Drill presses are the perfect cutting tools for drilling through workpieces and creating round holes of various sizes in different materials.
It is often assumed that drilling can only be done on soft materials such as wood. However, harder materials like metal can also be drilled. As long as the tool is harder than the workpiece, it should be able to “scrape away” the material to create a hole. But only a machining expert will be able to choose the right drilling equipment!
Alternative machining techniques
The machining techniques above are the most commonly used. However, there are various alternative effective solutions that might be useful for your project. Take a look at some other machining techniques below:
Boring is a machining method that involves the use of a single-point cutting tool or boring head to enlarge an existing hole in a workpiece. This process is complementary to drilling, which is used to create the initial hole in the workpiece.
Sawing is a technique that cuts through a workpiece. The tool used, the saw, has a set of closely spaced teeth. Sawing is used to separate workpieces into two or more parts, or to remove an unnecessary section of a workpiece.

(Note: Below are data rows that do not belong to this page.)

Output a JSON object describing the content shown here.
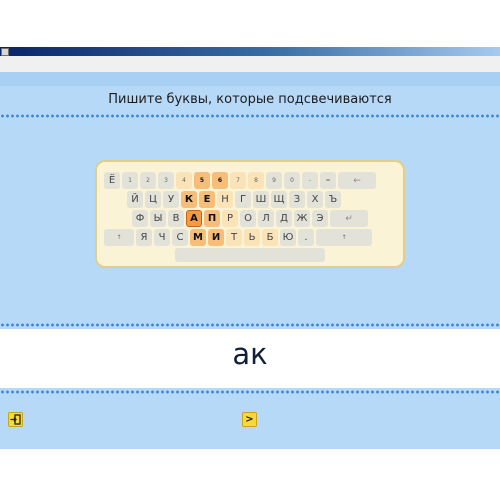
{
  "instruction": "Пишите буквы, которые подсвечиваются",
  "typed_text": "ак",
  "keyboard": {
    "row1": [
      {
        "t": "Ё",
        "c": "key"
      },
      {
        "t": "1",
        "c": "key s"
      },
      {
        "t": "2",
        "c": "key s"
      },
      {
        "t": "3",
        "c": "key s"
      },
      {
        "t": "4",
        "c": "key s warm"
      },
      {
        "t": "5",
        "c": "key s active"
      },
      {
        "t": "6",
        "c": "key s active"
      },
      {
        "t": "7",
        "c": "key s warm"
      },
      {
        "t": "8",
        "c": "key s warm"
      },
      {
        "t": "9",
        "c": "key s"
      },
      {
        "t": "0",
        "c": "key s"
      },
      {
        "t": "-",
        "c": "key s"
      },
      {
        "t": "=",
        "c": "key s"
      },
      {
        "t": "←",
        "c": "key m"
      }
    ],
    "row2": [
      {
        "t": "Й",
        "c": "key"
      },
      {
        "t": "Ц",
        "c": "key"
      },
      {
        "t": "У",
        "c": "key"
      },
      {
        "t": "К",
        "c": "key active"
      },
      {
        "t": "Е",
        "c": "key active"
      },
      {
        "t": "Н",
        "c": "key warm"
      },
      {
        "t": "Г",
        "c": "key"
      },
      {
        "t": "Ш",
        "c": "key"
      },
      {
        "t": "Щ",
        "c": "key"
      },
      {
        "t": "З",
        "c": "key"
      },
      {
        "t": "Х",
        "c": "key"
      },
      {
        "t": "Ъ",
        "c": "key"
      }
    ],
    "row3": [
      {
        "t": "Ф",
        "c": "key"
      },
      {
        "t": "Ы",
        "c": "key"
      },
      {
        "t": "В",
        "c": "key"
      },
      {
        "t": "А",
        "c": "key hl"
      },
      {
        "t": "П",
        "c": "key active"
      },
      {
        "t": "Р",
        "c": "key warm"
      },
      {
        "t": "О",
        "c": "key"
      },
      {
        "t": "Л",
        "c": "key"
      },
      {
        "t": "Д",
        "c": "key"
      },
      {
        "t": "Ж",
        "c": "key"
      },
      {
        "t": "Э",
        "c": "key"
      },
      {
        "t": "↵",
        "c": "key m"
      }
    ],
    "row4": [
      {
        "t": "↑",
        "c": "key s"
      },
      {
        "t": "Я",
        "c": "key"
      },
      {
        "t": "Ч",
        "c": "key"
      },
      {
        "t": "С",
        "c": "key"
      },
      {
        "t": "М",
        "c": "key active"
      },
      {
        "t": "И",
        "c": "key active"
      },
      {
        "t": "Т",
        "c": "key warm"
      },
      {
        "t": "Ь",
        "c": "key warm"
      },
      {
        "t": "Б",
        "c": "key warm"
      },
      {
        "t": "Ю",
        "c": "key"
      },
      {
        "t": ".",
        "c": "key"
      },
      {
        "t": "↑",
        "c": "key s"
      }
    ]
  },
  "buttons": {
    "next_label": ">"
  },
  "icons": {
    "exit": "exit-door-icon",
    "next": "next-arrow-icon"
  },
  "colors": {
    "panel": "#b7d9f8",
    "highlight": "#f39a43",
    "button": "#fbd83a"
  }
}
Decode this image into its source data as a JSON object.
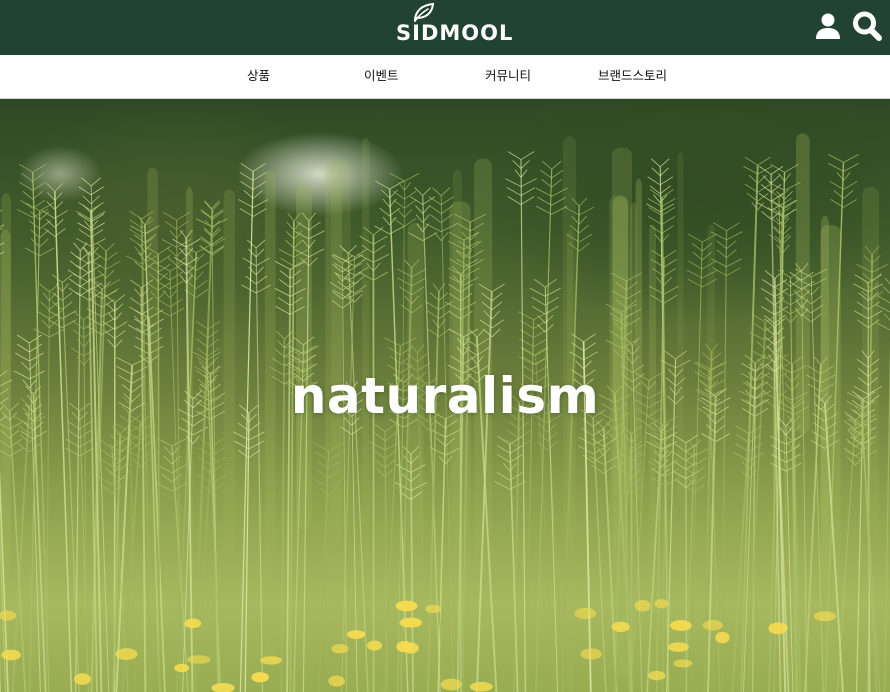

Sometimes called grooving, shaping is a machining process in which the cutting tool rotates while the workpiece remains stationary. Shapers are generally used to cut shapes inside industrial parts, such as grooves, slots, squares, hexagons and straight flutes.
Broaching is a machining technique that uses a toothed tool called a broach to remove material in a precise, consistent way. The main feature of the broach is the height of its teeth, which increases progressively along the tool, unlike a saw. The broach has three separate zones: roughing, semi-finishing and finishing.
High-quality machining with HARtech
As you can see from the information above, there are many machining techniques, each of which could help progress a project of yours. Note though that it’s important to know exactly how to implement these techniques in order to get the most out of them.
Les Entreprises HARtech have years’ worth of experience machining and manufacturing machine components, castings, forgings, extrusions and tapping for a wide range of industries.
Contact us today to request a quote for your project or to learn more about the different machining techniques at our company located in Saint-Laurent, Quebec.